The project gives 3 cases:

  1. You take out an unsubsidized student loan of $3000 your first semester of college and it grows while you attend school for 5 years.
  2. You take out that same loan but you make an early payment of $500 two years into college.
  3. You take out the same loan but a semester later.

*09/10/14: An improvement might be to ask students to give estimates or judgments on the three options before any calculation.

The first day’s assignment was to calculate what the debt would grow to by graduation in each case and estimate the cost of repayment. I left students pretty much to their own devices to figure it out, which frustrated them to no end.

On Day Two we compared their solutions, went over the correct solutions, and they worked on the first two paragraphs of the write-up, turning in drafts the next day. Then they worked on the edits and writing the next paragraph, turned in a new draft, etc. (See what I mean? Large chunk of our time.)

Although self-conscious about it, I decided to provide a scripted template for the write-up for two reasons: to get them to wrap their brains around formal technical writing before requiring them to produce it themselves, and to allow them to focus on the portions I cared about most without completely doing away with the rest. The first paragraph is almost entirely scripted, with just a couple blanks to fill in. The other paragraphs allow much more freedom. I’m sure the template could be improved, so don’t judge! However, feedback is welcome.

Editable version of the assignment sheet: Ch. 12 Student Loans Project

Editable version of the template for the write up: Ch. 12 Studen Loans Write-up Template

Ch. 12 Student Loans Project Image

*Unfortunately, I’ve now learned that my explanation of how student loan interest accrues was not correct. After noticing the inaccuracy, I was able to get this explanation from the bank managing my husband’s student loan:

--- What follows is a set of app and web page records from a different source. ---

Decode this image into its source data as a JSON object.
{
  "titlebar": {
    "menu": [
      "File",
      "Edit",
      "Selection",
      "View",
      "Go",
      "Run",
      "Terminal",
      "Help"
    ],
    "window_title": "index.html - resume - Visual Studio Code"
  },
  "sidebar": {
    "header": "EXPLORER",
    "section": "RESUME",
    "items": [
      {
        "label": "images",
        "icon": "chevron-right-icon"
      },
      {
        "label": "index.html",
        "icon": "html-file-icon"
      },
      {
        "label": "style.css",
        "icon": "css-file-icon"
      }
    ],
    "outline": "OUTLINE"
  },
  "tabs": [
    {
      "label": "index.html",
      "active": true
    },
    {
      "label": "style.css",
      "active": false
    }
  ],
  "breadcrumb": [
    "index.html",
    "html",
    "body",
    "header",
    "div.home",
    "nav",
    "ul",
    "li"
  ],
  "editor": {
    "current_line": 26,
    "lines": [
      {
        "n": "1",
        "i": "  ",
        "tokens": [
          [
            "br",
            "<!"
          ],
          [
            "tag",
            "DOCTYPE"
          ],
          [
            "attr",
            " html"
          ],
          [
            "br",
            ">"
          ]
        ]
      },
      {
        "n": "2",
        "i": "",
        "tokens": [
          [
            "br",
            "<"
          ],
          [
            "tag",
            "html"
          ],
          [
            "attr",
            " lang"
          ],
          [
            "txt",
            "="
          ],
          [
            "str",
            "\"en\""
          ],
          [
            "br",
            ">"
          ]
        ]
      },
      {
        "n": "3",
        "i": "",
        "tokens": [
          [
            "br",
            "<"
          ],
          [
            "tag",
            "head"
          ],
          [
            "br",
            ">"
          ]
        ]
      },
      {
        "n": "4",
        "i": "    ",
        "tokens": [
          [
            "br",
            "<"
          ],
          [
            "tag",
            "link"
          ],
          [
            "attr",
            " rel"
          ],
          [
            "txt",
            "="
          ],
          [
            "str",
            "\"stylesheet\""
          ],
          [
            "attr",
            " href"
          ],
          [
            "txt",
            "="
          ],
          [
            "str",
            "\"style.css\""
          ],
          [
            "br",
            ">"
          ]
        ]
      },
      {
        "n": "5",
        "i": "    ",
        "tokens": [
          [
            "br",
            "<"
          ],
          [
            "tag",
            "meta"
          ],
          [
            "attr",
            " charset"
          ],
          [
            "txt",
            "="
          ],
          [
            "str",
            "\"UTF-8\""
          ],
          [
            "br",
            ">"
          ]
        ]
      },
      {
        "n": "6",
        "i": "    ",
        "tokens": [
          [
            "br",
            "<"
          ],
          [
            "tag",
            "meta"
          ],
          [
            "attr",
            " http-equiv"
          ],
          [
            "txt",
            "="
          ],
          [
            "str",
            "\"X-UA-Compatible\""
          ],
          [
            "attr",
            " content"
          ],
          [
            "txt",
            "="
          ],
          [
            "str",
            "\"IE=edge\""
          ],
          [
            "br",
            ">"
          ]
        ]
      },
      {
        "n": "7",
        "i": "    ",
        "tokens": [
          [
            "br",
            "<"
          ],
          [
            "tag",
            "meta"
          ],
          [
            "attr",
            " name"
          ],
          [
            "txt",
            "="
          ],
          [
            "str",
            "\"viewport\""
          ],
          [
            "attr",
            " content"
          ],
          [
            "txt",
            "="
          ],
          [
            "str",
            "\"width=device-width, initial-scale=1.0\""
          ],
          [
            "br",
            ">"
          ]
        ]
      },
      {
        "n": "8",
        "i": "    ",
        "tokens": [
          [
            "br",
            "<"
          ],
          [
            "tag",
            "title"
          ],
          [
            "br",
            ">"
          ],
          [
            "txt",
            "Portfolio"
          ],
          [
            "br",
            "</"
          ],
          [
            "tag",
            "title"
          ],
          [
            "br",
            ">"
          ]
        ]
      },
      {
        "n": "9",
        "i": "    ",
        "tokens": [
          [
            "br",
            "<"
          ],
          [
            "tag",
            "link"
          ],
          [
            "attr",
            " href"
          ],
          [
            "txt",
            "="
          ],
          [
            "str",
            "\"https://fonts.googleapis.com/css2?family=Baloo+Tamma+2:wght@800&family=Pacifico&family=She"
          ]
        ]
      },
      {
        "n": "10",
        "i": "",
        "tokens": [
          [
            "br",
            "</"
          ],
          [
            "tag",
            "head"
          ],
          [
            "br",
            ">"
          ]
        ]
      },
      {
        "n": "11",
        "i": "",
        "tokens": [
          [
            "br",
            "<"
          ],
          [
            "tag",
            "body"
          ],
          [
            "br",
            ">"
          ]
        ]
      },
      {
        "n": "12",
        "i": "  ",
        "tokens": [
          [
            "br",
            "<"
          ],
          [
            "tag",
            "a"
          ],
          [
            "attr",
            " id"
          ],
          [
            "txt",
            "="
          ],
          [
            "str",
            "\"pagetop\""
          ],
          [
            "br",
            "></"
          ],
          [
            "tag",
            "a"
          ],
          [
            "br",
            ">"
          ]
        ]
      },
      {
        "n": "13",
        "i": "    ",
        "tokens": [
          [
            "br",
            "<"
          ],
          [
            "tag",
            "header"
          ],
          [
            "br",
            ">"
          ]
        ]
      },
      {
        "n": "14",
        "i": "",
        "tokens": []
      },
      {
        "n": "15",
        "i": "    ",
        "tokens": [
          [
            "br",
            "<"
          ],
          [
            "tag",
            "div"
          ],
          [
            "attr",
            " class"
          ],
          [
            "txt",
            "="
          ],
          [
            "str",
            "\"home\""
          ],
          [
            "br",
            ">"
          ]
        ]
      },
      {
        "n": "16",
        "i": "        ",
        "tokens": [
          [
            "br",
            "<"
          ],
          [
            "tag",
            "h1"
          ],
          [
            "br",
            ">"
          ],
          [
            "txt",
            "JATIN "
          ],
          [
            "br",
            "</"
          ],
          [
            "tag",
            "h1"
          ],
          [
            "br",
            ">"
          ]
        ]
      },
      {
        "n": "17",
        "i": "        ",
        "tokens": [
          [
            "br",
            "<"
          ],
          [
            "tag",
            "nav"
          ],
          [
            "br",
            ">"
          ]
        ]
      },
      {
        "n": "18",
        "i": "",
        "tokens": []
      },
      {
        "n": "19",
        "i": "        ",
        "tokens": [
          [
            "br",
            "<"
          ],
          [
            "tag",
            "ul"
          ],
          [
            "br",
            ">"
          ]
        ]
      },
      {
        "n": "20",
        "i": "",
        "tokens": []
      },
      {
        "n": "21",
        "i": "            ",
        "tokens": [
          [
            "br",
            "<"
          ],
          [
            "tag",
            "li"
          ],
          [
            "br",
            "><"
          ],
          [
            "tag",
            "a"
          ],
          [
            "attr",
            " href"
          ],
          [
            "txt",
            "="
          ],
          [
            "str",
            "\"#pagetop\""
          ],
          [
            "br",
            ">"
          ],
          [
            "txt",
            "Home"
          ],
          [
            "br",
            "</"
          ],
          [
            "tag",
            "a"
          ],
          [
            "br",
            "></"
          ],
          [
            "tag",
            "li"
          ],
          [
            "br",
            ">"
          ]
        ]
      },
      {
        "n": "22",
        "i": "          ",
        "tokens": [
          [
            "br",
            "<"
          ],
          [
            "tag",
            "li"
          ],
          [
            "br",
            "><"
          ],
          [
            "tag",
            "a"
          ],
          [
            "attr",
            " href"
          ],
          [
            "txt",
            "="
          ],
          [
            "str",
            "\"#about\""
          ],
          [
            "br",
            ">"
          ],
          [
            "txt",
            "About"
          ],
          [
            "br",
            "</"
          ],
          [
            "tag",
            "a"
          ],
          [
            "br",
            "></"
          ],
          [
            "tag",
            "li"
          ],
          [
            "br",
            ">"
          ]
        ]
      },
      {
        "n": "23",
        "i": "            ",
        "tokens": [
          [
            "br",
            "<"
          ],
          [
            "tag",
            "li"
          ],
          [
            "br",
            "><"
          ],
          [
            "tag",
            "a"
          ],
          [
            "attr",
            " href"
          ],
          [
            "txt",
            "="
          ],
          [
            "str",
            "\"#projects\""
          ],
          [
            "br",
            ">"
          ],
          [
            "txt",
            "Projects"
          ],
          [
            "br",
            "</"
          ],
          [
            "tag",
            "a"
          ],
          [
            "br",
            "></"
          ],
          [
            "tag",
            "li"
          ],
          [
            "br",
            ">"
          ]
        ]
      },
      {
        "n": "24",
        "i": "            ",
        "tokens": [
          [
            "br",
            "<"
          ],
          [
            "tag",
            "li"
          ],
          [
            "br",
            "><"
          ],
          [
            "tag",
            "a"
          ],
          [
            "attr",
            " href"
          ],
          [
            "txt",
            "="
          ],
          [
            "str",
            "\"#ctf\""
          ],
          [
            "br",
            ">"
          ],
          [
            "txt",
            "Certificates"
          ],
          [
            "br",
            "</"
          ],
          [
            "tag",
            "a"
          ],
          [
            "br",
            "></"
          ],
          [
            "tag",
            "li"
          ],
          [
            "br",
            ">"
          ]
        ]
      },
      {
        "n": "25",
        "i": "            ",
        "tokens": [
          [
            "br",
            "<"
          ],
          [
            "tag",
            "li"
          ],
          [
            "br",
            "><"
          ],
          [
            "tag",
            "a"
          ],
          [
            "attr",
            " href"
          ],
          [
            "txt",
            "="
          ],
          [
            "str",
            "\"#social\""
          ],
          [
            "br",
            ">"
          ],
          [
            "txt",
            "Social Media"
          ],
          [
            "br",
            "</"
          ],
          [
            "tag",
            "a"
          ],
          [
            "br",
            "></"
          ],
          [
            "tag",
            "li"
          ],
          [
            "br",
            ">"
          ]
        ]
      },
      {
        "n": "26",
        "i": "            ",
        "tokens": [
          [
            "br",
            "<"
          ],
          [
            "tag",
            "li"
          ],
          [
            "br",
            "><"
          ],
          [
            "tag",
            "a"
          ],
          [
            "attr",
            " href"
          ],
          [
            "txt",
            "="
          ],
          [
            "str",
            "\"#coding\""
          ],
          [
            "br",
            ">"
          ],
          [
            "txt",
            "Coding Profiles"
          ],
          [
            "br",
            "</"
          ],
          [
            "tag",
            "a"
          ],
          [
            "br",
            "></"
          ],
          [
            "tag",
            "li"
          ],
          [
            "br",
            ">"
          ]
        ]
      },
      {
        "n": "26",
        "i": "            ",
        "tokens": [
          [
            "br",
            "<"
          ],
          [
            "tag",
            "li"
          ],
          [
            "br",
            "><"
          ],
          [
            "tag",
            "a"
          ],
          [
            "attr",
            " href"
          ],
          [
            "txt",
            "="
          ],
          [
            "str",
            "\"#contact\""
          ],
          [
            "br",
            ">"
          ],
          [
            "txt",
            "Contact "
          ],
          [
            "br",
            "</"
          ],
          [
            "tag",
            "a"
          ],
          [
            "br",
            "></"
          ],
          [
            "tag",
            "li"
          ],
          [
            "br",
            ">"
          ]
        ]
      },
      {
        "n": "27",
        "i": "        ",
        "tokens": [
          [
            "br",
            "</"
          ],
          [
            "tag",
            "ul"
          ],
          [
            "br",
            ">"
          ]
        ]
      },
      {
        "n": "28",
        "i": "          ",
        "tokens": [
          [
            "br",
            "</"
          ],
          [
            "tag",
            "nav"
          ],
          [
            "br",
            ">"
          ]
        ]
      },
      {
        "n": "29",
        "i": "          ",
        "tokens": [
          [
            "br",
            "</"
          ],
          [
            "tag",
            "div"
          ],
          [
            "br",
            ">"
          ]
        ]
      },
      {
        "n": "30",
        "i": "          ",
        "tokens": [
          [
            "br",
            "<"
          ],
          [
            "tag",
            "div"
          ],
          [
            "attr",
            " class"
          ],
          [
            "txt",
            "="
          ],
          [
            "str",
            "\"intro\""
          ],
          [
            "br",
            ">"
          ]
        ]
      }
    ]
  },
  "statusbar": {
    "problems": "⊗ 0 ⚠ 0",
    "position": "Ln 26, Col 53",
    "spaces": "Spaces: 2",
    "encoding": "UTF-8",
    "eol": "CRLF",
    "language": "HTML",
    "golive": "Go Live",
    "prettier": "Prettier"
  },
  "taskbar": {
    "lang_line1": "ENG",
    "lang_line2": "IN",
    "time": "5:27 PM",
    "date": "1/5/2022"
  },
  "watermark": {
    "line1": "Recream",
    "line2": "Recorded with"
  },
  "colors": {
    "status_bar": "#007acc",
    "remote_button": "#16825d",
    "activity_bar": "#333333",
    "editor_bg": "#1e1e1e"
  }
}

Student loans are considered simple interest loans. Interest accrues daily on the outstanding principal balance.
The calculation used to determine the amount of interest that accrues per day is as follows:

Total Unpaid Principal Balance x Interest Rate, Divided by 365 or 366 (Days in a Year)

Journal 10: Reflect on Semester One

Once again, we started a new semester with some reflection on what had gone before. This time I first asked them to choose five skills we’d worked on to rank in order of most understood to least understood. Then I asked them to write about the skills that were actually enjoyable to learn, and ended by having them reflect on their own actions and habits, good and bad.

Editable version: Beginning of Semester Journal

Beginning of Semester Journal